* [Your goal] In the listing below, locate the lines bearing the word "Гайка". Copy every one of them.

* [Data records]
※ ※ ※

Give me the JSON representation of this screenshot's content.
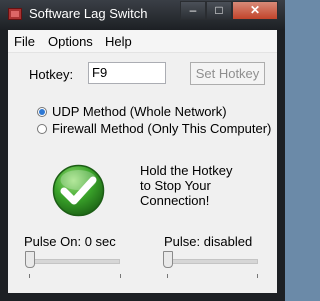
{
  "window": {
    "title": "Software Lag Switch"
  },
  "menu": {
    "file": "File",
    "options": "Options",
    "help": "Help"
  },
  "hotkey": {
    "label": "Hotkey:",
    "value": "F9",
    "set_button": "Set Hotkey"
  },
  "methods": {
    "udp": {
      "label": "UDP Method (Whole Network)",
      "selected": true
    },
    "firewall": {
      "label": "Firewall Method (Only This Computer)",
      "selected": false
    }
  },
  "status": {
    "icon": "green-checkmark-icon",
    "line1": "Hold the Hotkey",
    "line2": "to Stop Your",
    "line3": "Connection!"
  },
  "pulse_on": {
    "label": "Pulse On: 0 sec",
    "value": 0
  },
  "pulse": {
    "label": "Pulse: disabled",
    "value": 0
  }
}
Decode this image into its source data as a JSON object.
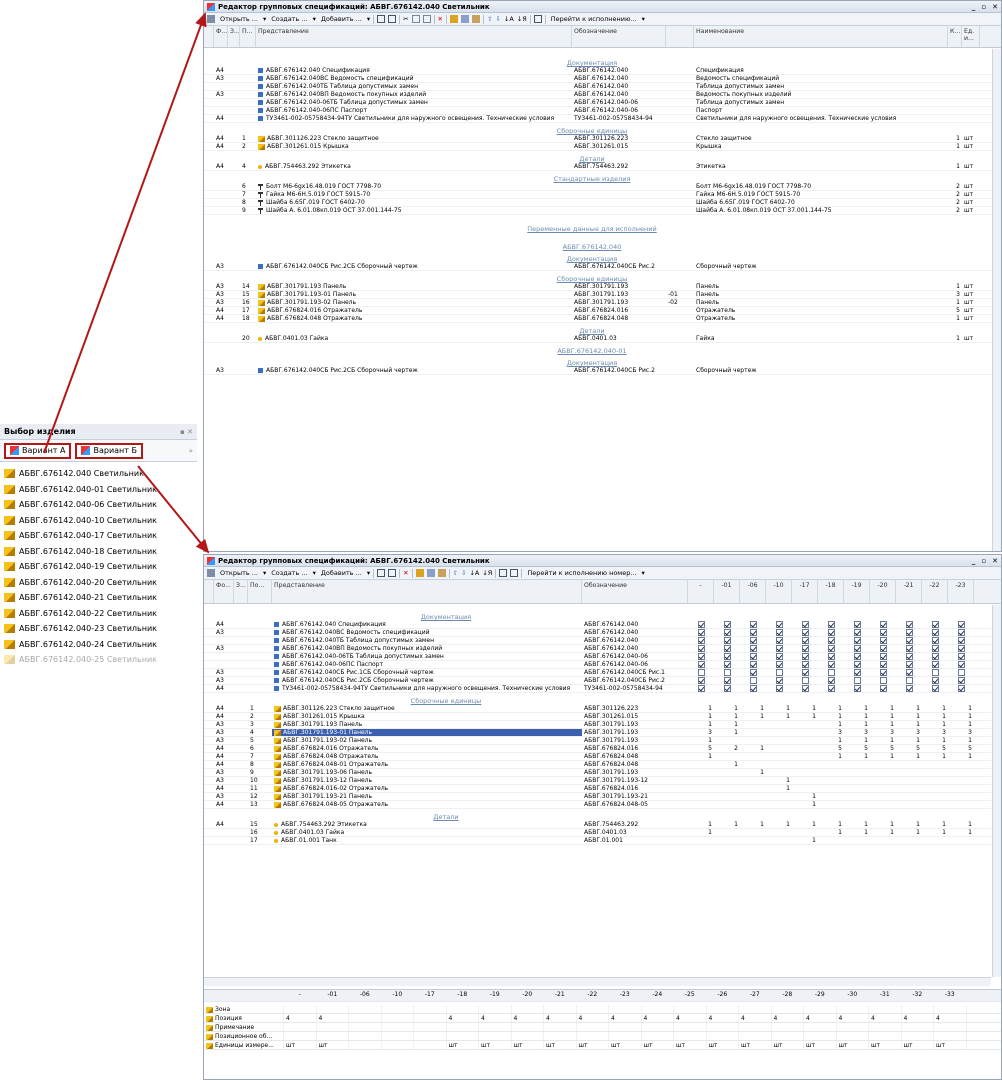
{
  "top_window": {
    "title": "Редактор групповых спецификаций: АБВГ.676142.040 Светильник",
    "toolbar": [
      "Открыть ...",
      "Создать ...",
      "Добавить ...",
      "Перейти к исполнению..."
    ],
    "headers": [
      "Ф...",
      "З...",
      "П...",
      "Представление",
      "Обозначение",
      "Наименование",
      "К...",
      "Ед. и..."
    ],
    "sections": {
      "docs": "Документация",
      "asm": "Сборочные единицы",
      "det": "Детали",
      "std": "Стандартные изделия",
      "vars": "Переменные данные для исполнений",
      "v1": "АБВГ.676142.040",
      "docs2": "Документация",
      "asm2": "Сборочные единицы",
      "det2": "Детали",
      "v2": "АБВГ.676142.040-01",
      "docs3": "Документация"
    },
    "rows_docs": [
      {
        "f": "А4",
        "p": "",
        "ico": "doc",
        "rep": "АБВГ.676142.040 Спецификация",
        "des": "АБВГ.676142.040",
        "name": "Спецификация",
        "k": "",
        "u": ""
      },
      {
        "f": "А3",
        "p": "",
        "ico": "doc",
        "rep": "АБВГ.676142.040ВС Ведомость спецификаций",
        "des": "АБВГ.676142.040",
        "name": "Ведомость спецификаций",
        "k": "",
        "u": ""
      },
      {
        "f": "",
        "p": "",
        "ico": "doc",
        "rep": "АБВГ.676142.040ТБ Таблица допустимых замен",
        "des": "АБВГ.676142.040",
        "name": "Таблица допустимых замен",
        "k": "",
        "u": ""
      },
      {
        "f": "А3",
        "p": "",
        "ico": "doc",
        "rep": "АБВГ.676142.040ВП Ведомость покупных изделий",
        "des": "АБВГ.676142.040",
        "name": "Ведомость покупных изделий",
        "k": "",
        "u": ""
      },
      {
        "f": "",
        "p": "",
        "ico": "doc",
        "rep": "АБВГ.676142.040-06ТБ Таблица допустимых замен",
        "des": "АБВГ.676142.040-06",
        "name": "Таблица допустимых замен",
        "k": "",
        "u": ""
      },
      {
        "f": "",
        "p": "",
        "ico": "doc",
        "rep": "АБВГ.676142.040-06ПС Паспорт",
        "des": "АБВГ.676142.040-06",
        "name": "Паспорт",
        "k": "",
        "u": ""
      },
      {
        "f": "А4",
        "p": "",
        "ico": "doc",
        "rep": "ТУ3461-002-05758434-94ТУ Светильники для наружного освещения. Технические условия",
        "des": "ТУ3461-002-05758434-94",
        "name": "Светильники для наружного освещения. Технические условия",
        "k": "",
        "u": ""
      }
    ],
    "rows_asm": [
      {
        "f": "А4",
        "p": "1",
        "ico": "asm",
        "rep": "АБВГ.301126.223 Стекло защитное",
        "des": "АБВГ.301126.223",
        "name": "Стекло защитное",
        "k": "1",
        "u": "шт"
      },
      {
        "f": "А4",
        "p": "2",
        "ico": "asm",
        "rep": "АБВГ.301261.015 Крышка",
        "des": "АБВГ.301261.015",
        "name": "Крышка",
        "k": "1",
        "u": "шт"
      }
    ],
    "rows_det": [
      {
        "f": "А4",
        "p": "4",
        "ico": "det",
        "rep": "АБВГ.754463.292 Этикетка",
        "des": "АБВГ.754463.292",
        "name": "Этикетка",
        "k": "1",
        "u": "шт"
      }
    ],
    "rows_std": [
      {
        "f": "",
        "p": "6",
        "ico": "std",
        "rep": "Болт М6-6gх16.48.019 ГОСТ 7798-70",
        "des": "",
        "name": "Болт М6-6gх16.48.019 ГОСТ 7798-70",
        "k": "2",
        "u": "шт"
      },
      {
        "f": "",
        "p": "7",
        "ico": "std",
        "rep": "Гайка М6-6Н.5.019 ГОСТ 5915-70",
        "des": "",
        "name": "Гайка М6-6Н.5.019 ГОСТ 5915-70",
        "k": "2",
        "u": "шт"
      },
      {
        "f": "",
        "p": "8",
        "ico": "std",
        "rep": "Шайба 6.65Г.019 ГОСТ 6402-70",
        "des": "",
        "name": "Шайба 6.65Г.019 ГОСТ 6402-70",
        "k": "2",
        "u": "шт"
      },
      {
        "f": "",
        "p": "9",
        "ico": "std",
        "rep": "Шайба А. 6.01.08кп.019 ОСТ 37.001.144-75",
        "des": "",
        "name": "Шайба А. 6.01.08кп.019 ОСТ 37.001.144-75",
        "k": "2",
        "u": "шт"
      }
    ],
    "rows_docs2": [
      {
        "f": "А3",
        "p": "",
        "ico": "doc",
        "rep": "АБВГ.676142.040СБ Рис.2СБ Сборочный чертеж",
        "des": "АБВГ.676142.040СБ Рис.2",
        "name": "Сборочный чертеж",
        "k": "",
        "u": ""
      }
    ],
    "rows_asm2": [
      {
        "f": "А3",
        "p": "14",
        "ico": "asm",
        "rep": "АБВГ.301791.193 Панель",
        "des": "АБВГ.301791.193",
        "x": "",
        "name": "Панель",
        "k": "1",
        "u": "шт"
      },
      {
        "f": "А3",
        "p": "15",
        "ico": "asm",
        "rep": "АБВГ.301791.193-01 Панель",
        "des": "АБВГ.301791.193",
        "x": "-01",
        "name": "Панель",
        "k": "3",
        "u": "шт"
      },
      {
        "f": "А3",
        "p": "16",
        "ico": "asm",
        "rep": "АБВГ.301791.193-02 Панель",
        "des": "АБВГ.301791.193",
        "x": "-02",
        "name": "Панель",
        "k": "1",
        "u": "шт"
      },
      {
        "f": "А4",
        "p": "17",
        "ico": "asm",
        "rep": "АБВГ.676824.016 Отражатель",
        "des": "АБВГ.676824.016",
        "x": "",
        "name": "Отражатель",
        "k": "5",
        "u": "шт"
      },
      {
        "f": "А4",
        "p": "18",
        "ico": "asm",
        "rep": "АБВГ.676824.048 Отражатель",
        "des": "АБВГ.676824.048",
        "x": "",
        "name": "Отражатель",
        "k": "1",
        "u": "шт"
      }
    ],
    "rows_det2": [
      {
        "f": "",
        "p": "20",
        "ico": "det",
        "rep": "АБВГ.0401.03 Гайка",
        "des": "АБВГ.0401.03",
        "name": "Гайка",
        "k": "1",
        "u": "шт"
      }
    ],
    "rows_docs3": [
      {
        "f": "А3",
        "p": "",
        "ico": "doc",
        "rep": "АБВГ.676142.040СБ Рис.2СБ Сборочный чертеж",
        "des": "АБВГ.676142.040СБ Рис.2",
        "name": "Сборочный чертеж",
        "k": "",
        "u": ""
      }
    ]
  },
  "left_panel": {
    "title": "Выбор изделия",
    "tabs": [
      "Вариант А",
      "Вариант Б"
    ],
    "items": [
      "АБВГ.676142.040 Светильник",
      "АБВГ.676142.040-01 Светильник",
      "АБВГ.676142.040-06 Светильник",
      "АБВГ.676142.040-10 Светильник",
      "АБВГ.676142.040-17 Светильник",
      "АБВГ.676142.040-18 Светильник",
      "АБВГ.676142.040-19 Светильник",
      "АБВГ.676142.040-20 Светильник",
      "АБВГ.676142.040-21 Светильник",
      "АБВГ.676142.040-22 Светильник",
      "АБВГ.676142.040-23 Светильник",
      "АБВГ.676142.040-24 Светильник",
      "АБВГ.676142.040-25 Светильник"
    ]
  },
  "bottom_window": {
    "title": "Редактор групповых спецификаций: АБВГ.676142.040 Светильник",
    "toolbar": [
      "Открыть ...",
      "Создать ...",
      "Добавить ...",
      "Перейти к исполнению номер..."
    ],
    "headers": [
      "Фо...",
      "З...",
      "По...",
      "Представление",
      "Обозначение"
    ],
    "var_cols": [
      "-",
      "-01",
      "-06",
      "-10",
      "-17",
      "-18",
      "-19",
      "-20",
      "-21",
      "-22",
      "-23"
    ],
    "sections": {
      "docs": "Документация",
      "asm": "Сборочные единицы",
      "det": "Детали"
    },
    "rows_docs": [
      {
        "f": "А4",
        "p": "",
        "rep": "АБВГ.676142.040 Спецификация",
        "des": "АБВГ.676142.040",
        "c": [
          1,
          1,
          1,
          1,
          1,
          1,
          1,
          1,
          1,
          1,
          1
        ]
      },
      {
        "f": "А3",
        "p": "",
        "rep": "АБВГ.676142.040ВС Ведомость спецификаций",
        "des": "АБВГ.676142.040",
        "c": [
          1,
          1,
          1,
          1,
          1,
          1,
          1,
          1,
          1,
          1,
          1
        ]
      },
      {
        "f": "",
        "p": "",
        "rep": "АБВГ.676142.040ТБ Таблица допустимых замен",
        "des": "АБВГ.676142.040",
        "c": [
          1,
          1,
          1,
          1,
          1,
          1,
          1,
          1,
          1,
          1,
          1
        ]
      },
      {
        "f": "А3",
        "p": "",
        "rep": "АБВГ.676142.040ВП Ведомость покупных изделий",
        "des": "АБВГ.676142.040",
        "c": [
          1,
          1,
          1,
          1,
          1,
          1,
          1,
          1,
          1,
          1,
          1
        ]
      },
      {
        "f": "",
        "p": "",
        "rep": "АБВГ.676142.040-06ТБ Таблица допустимых замен",
        "des": "АБВГ.676142.040-06",
        "c": [
          1,
          1,
          1,
          1,
          1,
          1,
          1,
          1,
          1,
          1,
          1
        ]
      },
      {
        "f": "",
        "p": "",
        "rep": "АБВГ.676142.040-06ПС Паспорт",
        "des": "АБВГ.676142.040-06",
        "c": [
          1,
          1,
          1,
          1,
          1,
          1,
          1,
          1,
          1,
          1,
          1
        ]
      },
      {
        "f": "А3",
        "p": "",
        "rep": "АБВГ.676142.040СБ Рис.1СБ Сборочный чертеж",
        "des": "АБВГ.676142.040СБ Рис.1",
        "c": [
          0,
          0,
          1,
          0,
          1,
          0,
          1,
          1,
          1,
          0,
          0
        ]
      },
      {
        "f": "А3",
        "p": "",
        "rep": "АБВГ.676142.040СБ Рис.2СБ Сборочный чертеж",
        "des": "АБВГ.676142.040СБ Рис.2",
        "c": [
          1,
          1,
          0,
          1,
          0,
          1,
          0,
          0,
          0,
          1,
          1
        ]
      },
      {
        "f": "А4",
        "p": "",
        "rep": "ТУ3461-002-05758434-94ТУ Светильники для наружного освещения. Технические условия",
        "des": "ТУ3461-002-05758434-94",
        "c": [
          1,
          1,
          1,
          1,
          1,
          1,
          1,
          1,
          1,
          1,
          1
        ]
      }
    ],
    "rows_asm": [
      {
        "f": "А4",
        "p": "1",
        "rep": "АБВГ.301126.223 Стекло защитное",
        "des": "АБВГ.301126.223",
        "v": [
          "1",
          "1",
          "1",
          "1",
          "1",
          "1",
          "1",
          "1",
          "1",
          "1",
          "1"
        ]
      },
      {
        "f": "А4",
        "p": "2",
        "rep": "АБВГ.301261.015 Крышка",
        "des": "АБВГ.301261.015",
        "v": [
          "1",
          "1",
          "1",
          "1",
          "1",
          "1",
          "1",
          "1",
          "1",
          "1",
          "1"
        ]
      },
      {
        "f": "А3",
        "p": "3",
        "rep": "АБВГ.301791.193 Панель",
        "des": "АБВГ.301791.193",
        "v": [
          "1",
          "1",
          "",
          "",
          "",
          "1",
          "1",
          "1",
          "1",
          "1",
          "1"
        ]
      },
      {
        "f": "А3",
        "p": "4",
        "rep": "АБВГ.301791.193-01 Панель",
        "des": "АБВГ.301791.193",
        "v": [
          "3",
          "1",
          "",
          "",
          "",
          "3",
          "3",
          "3",
          "3",
          "3",
          "3"
        ]
      },
      {
        "f": "А3",
        "p": "5",
        "rep": "АБВГ.301791.193-02 Панель",
        "des": "АБВГ.301791.193",
        "v": [
          "1",
          "",
          "",
          "",
          "",
          "1",
          "1",
          "1",
          "1",
          "1",
          "1"
        ]
      },
      {
        "f": "А4",
        "p": "6",
        "rep": "АБВГ.676824.016 Отражатель",
        "des": "АБВГ.676824.016",
        "v": [
          "5",
          "2",
          "1",
          "",
          "",
          "5",
          "5",
          "5",
          "5",
          "5",
          "5"
        ]
      },
      {
        "f": "А4",
        "p": "7",
        "rep": "АБВГ.676824.048 Отражатель",
        "des": "АБВГ.676824.048",
        "v": [
          "1",
          "",
          "",
          "",
          "",
          "1",
          "1",
          "1",
          "1",
          "1",
          "1"
        ]
      },
      {
        "f": "А4",
        "p": "8",
        "rep": "АБВГ.676824.048-01 Отражатель",
        "des": "АБВГ.676824.048",
        "v": [
          "",
          "1",
          "",
          "",
          "",
          "",
          "",
          "",
          "",
          "",
          ""
        ]
      },
      {
        "f": "А3",
        "p": "9",
        "rep": "АБВГ.301791.193-06 Панель",
        "des": "АБВГ.301791.193",
        "v": [
          "",
          "",
          "1",
          "",
          "",
          "",
          "",
          "",
          "",
          "",
          ""
        ]
      },
      {
        "f": "А3",
        "p": "10",
        "rep": "АБВГ.301791.193-12 Панель",
        "des": "АБВГ.301791.193-12",
        "v": [
          "",
          "",
          "",
          "1",
          "",
          "",
          "",
          "",
          "",
          "",
          ""
        ]
      },
      {
        "f": "А4",
        "p": "11",
        "rep": "АБВГ.676824.016-02 Отражатель",
        "des": "АБВГ.676824.016",
        "v": [
          "",
          "",
          "",
          "1",
          "",
          "",
          "",
          "",
          "",
          "",
          ""
        ]
      },
      {
        "f": "А3",
        "p": "12",
        "rep": "АБВГ.301791.193-21 Панель",
        "des": "АБВГ.301791.193-21",
        "v": [
          "",
          "",
          "",
          "",
          "1",
          "",
          "",
          "",
          "",
          "",
          ""
        ]
      },
      {
        "f": "А4",
        "p": "13",
        "rep": "АБВГ.676824.048-05 Отражатель",
        "des": "АБВГ.676824.048-05",
        "v": [
          "",
          "",
          "",
          "",
          "1",
          "",
          "",
          "",
          "",
          "",
          ""
        ]
      }
    ],
    "rows_det": [
      {
        "f": "А4",
        "p": "15",
        "rep": "АБВГ.754463.292 Этикетка",
        "des": "АБВГ.754463.292",
        "v": [
          "1",
          "1",
          "1",
          "1",
          "1",
          "1",
          "1",
          "1",
          "1",
          "1",
          "1"
        ]
      },
      {
        "f": "",
        "p": "16",
        "rep": "АБВГ.0401.03 Гайка",
        "des": "АБВГ.0401.03",
        "v": [
          "1",
          "",
          "",
          "",
          "",
          "1",
          "1",
          "1",
          "1",
          "1",
          "1"
        ]
      },
      {
        "f": "",
        "p": "17",
        "rep": "АБВГ.01.001 Танк",
        "des": "АБВГ.01.001",
        "v": [
          "",
          "",
          "",
          "",
          "1",
          "",
          "",
          "",
          "",
          "",
          ""
        ]
      }
    ],
    "bottom_cols": [
      "-",
      "-01",
      "-06",
      "-10",
      "-17",
      "-18",
      "-19",
      "-20",
      "-21",
      "-22",
      "-23",
      "-24",
      "-25",
      "-26",
      "-27",
      "-28",
      "-29",
      "-30",
      "-31",
      "-32",
      "-33"
    ],
    "bottom_rows": [
      {
        "label": "Зона",
        "v": []
      },
      {
        "label": "Позиция",
        "v": [
          "4",
          "4",
          "",
          "",
          "",
          "4",
          "4",
          "4",
          "4",
          "4",
          "4",
          "4",
          "4",
          "4",
          "4",
          "4",
          "4",
          "4",
          "4",
          "4",
          "4"
        ]
      },
      {
        "label": "Примечание",
        "v": []
      },
      {
        "label": "Позиционное об...",
        "v": []
      },
      {
        "label": "Единицы измере...",
        "v": [
          "шт",
          "шт",
          "",
          "",
          "",
          "шт",
          "шт",
          "шт",
          "шт",
          "шт",
          "шт",
          "шт",
          "шт",
          "шт",
          "шт",
          "шт",
          "шт",
          "шт",
          "шт",
          "шт",
          "шт"
        ]
      }
    ]
  },
  "colors": {
    "arrow": "#b21818",
    "selected": "#3b5fad",
    "section": "#6b8ab0"
  }
}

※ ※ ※

* [Your solution]
        "rep": "Гайка М6-6Н.5.019 ГОСТ 5915-70",
        "name": "Гайка М6-6Н.5.019 ГОСТ 5915-70",
        "rep": "АБВГ.0401.03 Гайка",
        "name": "Гайка",
        "rep": "АБВГ.0401.03 Гайка",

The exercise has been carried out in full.